Consider a recent attack on Facebook that infected more than 800,000 users: A video is sent to users from what appears to be friend. When they click on the link, the user is prompted to download a plugin in order to watch the video. If the user downloads the plugin, they will, in actuality, be downloading a virus that can access Facebook and Twitter passwords. This allows the attacker to pretend to be their victim and access personal data.

Due to the personal nature of interactions on social media, even tech-savvy individuals fall prey to social network cyber attacks.

2. Infecting Computers With “Ransomware”

Ransomware is a type of software program that literally holds your computer to “ransom” by blocking access to key functions. The only way to get rid of the software is to either pay a fee or buy a ‘ransomware removal’ software. And guess what? The companies selling the removal software are usually the ones spreading the malware as well, which, in theory, is the same as McDonald’s selling diet pills.

To make matters worse, some scams such as Reveton Ransomware, even market themselves with the FBI name and logo, fooling users into believing they are downloading legitimate, FBI authorized software.

3. Website Hijacking

This scam has been around for quite some time but has gained more traction of late. Criminals hack a popular website and insert malicious links into the content. It isn’t uncommon for website owners themselves to not know about the hijacking for weeks. This is especially true for older, irregularly maintained websites. The worst part? IT departments are often helpless as the malware can infect individual computers before spreading through latent channels to other computers.

4. Browser Hijacking

Browser hijacking is one of the newest online security risks that’s been giving IT departments sleepless nights. In this method, hackers inject malware into the computer through remote URL - a standard enough practice in online fraud. However, where this method differs is how the malware manages to bypass the computer’s firewall and network security systems. Once loaded, the malware authenticates itself using SPF (Sender Policy Framework) email validation protocol, which is nearly impossible to detect (you can read more about it here).

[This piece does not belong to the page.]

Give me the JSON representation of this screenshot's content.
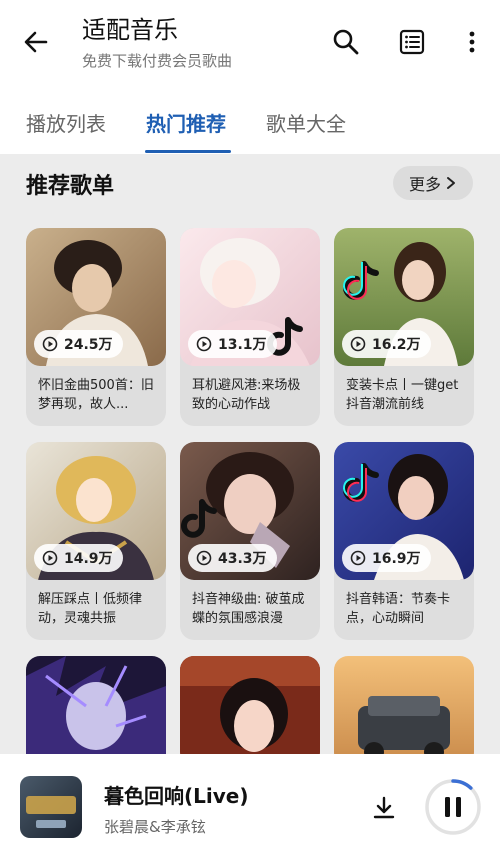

5. Good Old Fashioned Theft

The largest data breach in 2012 - a total of 150m customer records, as noted above - didn’t happen because of malicious links or malware; it happened because remote contractors simply stole the records and sold them to the highest bidder. In a world where work is connected and collaborative, this problem is becoming increasingly more common. You might need to send important data to partners or contractors who may not share your security protocols, or have as rigorous employee background checks, which opens up your data to criminal theft, as was the case with D&B Marketing and its Shanghai based partner.

Basic Precautions

Despite the proliferation of cyberattacks and the increasing-intelligence of cybercriminals, there are basic precautions you can take to avoid falling vicitim to online attacks. For starters, never click on stray links, no matter how interesting the content seems to be. If it seems out of character or doesn't seem to fit with the site's content, it probably doesn't.

Second, consider taking extra precautions for sensitive data- keeping your company's important documents of record in a virtual data room can help protect them in the case of a security breach. If an employee unknowingly clicks on a stray link and compromises their computer and passwords, having critical documents stored online, in a data room, instead of on their computer, is invaluable. Additionally, some virtual data rooms, like SecureDocs, come with two-factor authentication standard, meaning that in the case that passwords are compromised, information in the data room will still remain inaccessible to cybercriminals.